TASK PROMPT:
Verbatim copy without images: repeat the records in full.

RECORDS FOR THIS TASK:
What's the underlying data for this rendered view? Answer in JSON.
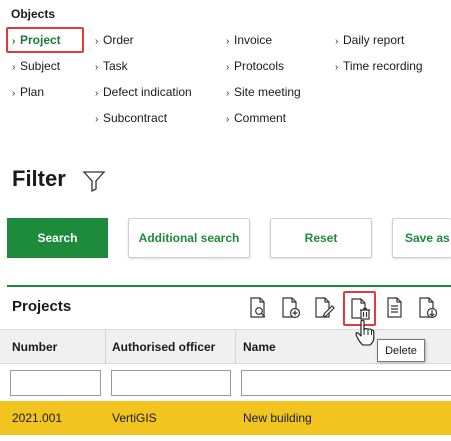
{
  "objects": {
    "title": "Objects",
    "items": [
      {
        "label": "Project",
        "active": true
      },
      {
        "label": "Subject"
      },
      {
        "label": "Plan"
      },
      {
        "label": "Order"
      },
      {
        "label": "Task"
      },
      {
        "label": "Defect indication"
      },
      {
        "label": "Subcontract"
      },
      {
        "label": "Invoice"
      },
      {
        "label": "Protocols"
      },
      {
        "label": "Site meeting"
      },
      {
        "label": "Comment"
      },
      {
        "label": "Daily report"
      },
      {
        "label": "Time recording"
      }
    ]
  },
  "filter": {
    "title": "Filter",
    "icon": "funnel-icon",
    "buttons": {
      "search": "Search",
      "additional_search": "Additional search",
      "reset": "Reset",
      "save_as": "Save as"
    }
  },
  "projects": {
    "title": "Projects",
    "toolbar": [
      {
        "icon": "document-search-icon"
      },
      {
        "icon": "document-add-icon"
      },
      {
        "icon": "document-edit-icon"
      },
      {
        "icon": "document-delete-icon",
        "highlighted": true
      },
      {
        "icon": "document-lines-icon"
      },
      {
        "icon": "document-download-icon"
      }
    ],
    "columns": [
      "Number",
      "Authorised officer",
      "Name"
    ],
    "rows": [
      {
        "number": "2021.001",
        "authorised_officer": "VertiGIS",
        "name": "New building",
        "selected": true
      }
    ],
    "tooltip": "Delete"
  },
  "colors": {
    "accent": "#1e8a3c",
    "active_link": "#1a7a33",
    "highlight_border": "#e03c3c",
    "selected_row": "#f2c420"
  }
}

OUTPUT BELOW:
What's the underlying data for this rendered view? Answer in JSON.
{
  "objects": {
    "title": "Objects",
    "items": [
      {
        "label": "Project",
        "active": true
      },
      {
        "label": "Subject"
      },
      {
        "label": "Plan"
      },
      {
        "label": "Order"
      },
      {
        "label": "Task"
      },
      {
        "label": "Defect indication"
      },
      {
        "label": "Subcontract"
      },
      {
        "label": "Invoice"
      },
      {
        "label": "Protocols"
      },
      {
        "label": "Site meeting"
      },
      {
        "label": "Comment"
      },
      {
        "label": "Daily report"
      },
      {
        "label": "Time recording"
      }
    ]
  },
  "filter": {
    "title": "Filter",
    "icon": "funnel-icon",
    "buttons": {
      "search": "Search",
      "additional_search": "Additional search",
      "reset": "Reset",
      "save_as": "Save as"
    }
  },
  "projects": {
    "title": "Projects",
    "toolbar": [
      {
        "icon": "document-search-icon"
      },
      {
        "icon": "document-add-icon"
      },
      {
        "icon": "document-edit-icon"
      },
      {
        "icon": "document-delete-icon",
        "highlighted": true
      },
      {
        "icon": "document-lines-icon"
      },
      {
        "icon": "document-download-icon"
      }
    ],
    "columns": [
      "Number",
      "Authorised officer",
      "Name"
    ],
    "rows": [
      {
        "number": "2021.001",
        "authorised_officer": "VertiGIS",
        "name": "New building",
        "selected": true
      }
    ],
    "tooltip": "Delete"
  },
  "colors": {
    "accent": "#1e8a3c",
    "active_link": "#1a7a33",
    "highlight_border": "#e03c3c",
    "selected_row": "#f2c420"
  }
}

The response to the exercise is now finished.